This case sheds light on problems faced by people who suffer catastrophic injuries as a result of accidents.Catastrophic injuries almost always result in high dollar medical payments by medical reimbursement plans.Under the current insurance atmosphere, these plans now aggressively pursue reimbursement from the settlement proceeds.
Importantly, all plans are not entitled to reimbursement.Wal-mart operated a self-funded plan governed by the federal ERISA statute.However, many health care plans are insurance funded plans.State law governs insurance funded plans.In Georgia, the insured health care plan is subject to O.C.G.A. section 184.108.40.206 that provides for “full compensation.”This is also known as the “made whole” doctrine.Under the “made whole” doctrine, the plan is not entitled to reimbursement of medical expenses paid unless the injured person is “made whole” by the settlement.Case law effectively preempts any attempt at reimbursement as settlements are by nature reached through compromise and the injured person is never fully compensated.Also, insurance plans are not allowed to contractually exclude this “made whole” doctrine in their insurance contracts.See Duncan vs. Integon General Insurance Company, 267 Ga. 646 (1997).
However, many benefit recovery plans may seek reimbursement from settlement proceeds despite this law.When you hire a personal injury advocate, you want someone like Robert N. Katz who understands the distinction between state law and federal law plans.Also, many benefit recovery plans may try to get the plan enrollee to sign a reimbursement agreement before the plan pays for medical benefits.Effective legal counsel should advise the plan that it is required to pay benefits per the contractual agreement and cannot require new agreements in exchange for payment. The law firm of Robert N. Katz regularly helps personal injury clients avoid pestering claims by medical recovery firms.
If the injured person has a self-funded medical plan, such as the Wal-mart’s health care plan, then ERISA law will apply.However, effective counsel should ask that the plan seeking reimbursement to attest by affidavit that the plan is self-funded.Second, effective counsel should obtain a copy of the plan’s reimbursement language to ensure that it complies with ERISA law.Finally, a good personal injury attorney will understand the defenses to reimbursement provided under federal law.The ERISA statute authorizes enforcement by equitable relief.Thus, equitable defenses to reimbursement available to the injured person include:laches, clean hands, forfeiture, common fund, and even a federal made whole doctrine.

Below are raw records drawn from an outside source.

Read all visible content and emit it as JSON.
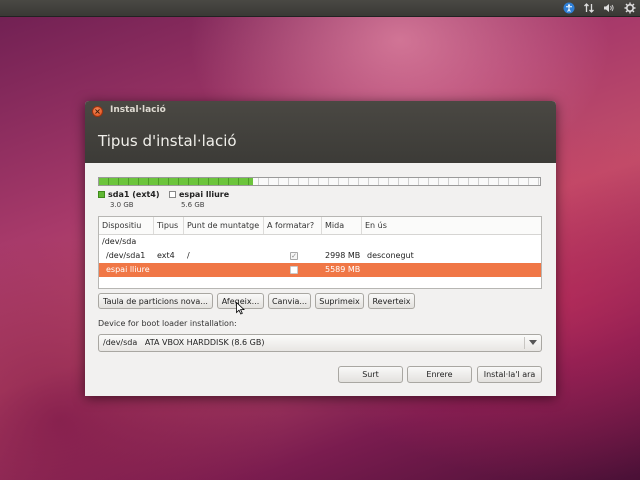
{
  "window": {
    "title": "Instal·lació",
    "page_title": "Tipus d'instal·lació"
  },
  "partition_bar": {
    "used_fraction": 0.35
  },
  "legend": [
    {
      "name": "sda1 (ext4)",
      "size": "3.0 GB",
      "color": "#60b833"
    },
    {
      "name": "espai lliure",
      "size": "5.6 GB",
      "color": "#ffffff"
    }
  ],
  "table": {
    "columns": [
      "Dispositiu",
      "Tipus",
      "Punt de muntatge",
      "A formatar?",
      "Mida",
      "En ús"
    ],
    "rows": [
      {
        "device": "/dev/sda",
        "type": "",
        "mount": "",
        "format": null,
        "size": "",
        "used": ""
      },
      {
        "device": "/dev/sda1",
        "type": "ext4",
        "mount": "/",
        "format": true,
        "size": "2998 MB",
        "used": "desconegut"
      },
      {
        "device": "espai lliure",
        "type": "",
        "mount": "",
        "format": false,
        "size": "5589 MB",
        "used": "",
        "selected": true
      }
    ]
  },
  "buttons": {
    "new_table": "Taula de particions nova...",
    "add": "Afegeix...",
    "change": "Canvia...",
    "delete": "Suprimeix",
    "revert": "Reverteix",
    "quit": "Surt",
    "back": "Enrere",
    "install": "Instal·la'l ara"
  },
  "boot_loader": {
    "label": "Device for boot loader installation:",
    "device": "/dev/sda",
    "description": "ATA VBOX HARDDISK (8.6 GB)"
  },
  "colors": {
    "selection": "#f07746",
    "accent": "#df4a16"
  }
}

When you have a catastrophic injury claim, knowing all the interested players is a crucial element of any settlement.With tougher ERISA laws now in place and big businesses pursuing reimbursement, crafting a settlement without knowing all the interested parties can be risky. You will want an attorney to represent you who understands these complicated issues.Robert N. Katz has twenty years of experience navigating the treacherous waters of medical claim reimbursement.
Last quarter, Wal-mart earned 2.9 billion dollars.The Shank reimbursement recovery led on the front-page of last week’s Wall Street Journal.Clearly, big businesses, such as Wal-mart, are willing to risk a public relations disaster in order to recover plan benefits. This suggests that recouping medical expenses will be standard operating procedure in the future.
If you have a catastrophic injury claim, you are advised to seek legal counsel who understands the complex nature of medical reimbursement and who is willing to represent you throughout all aspects of your claim – including issues that arise after settlement.Contact the law offices of Robert N. Katz for your catastrophic injury claim.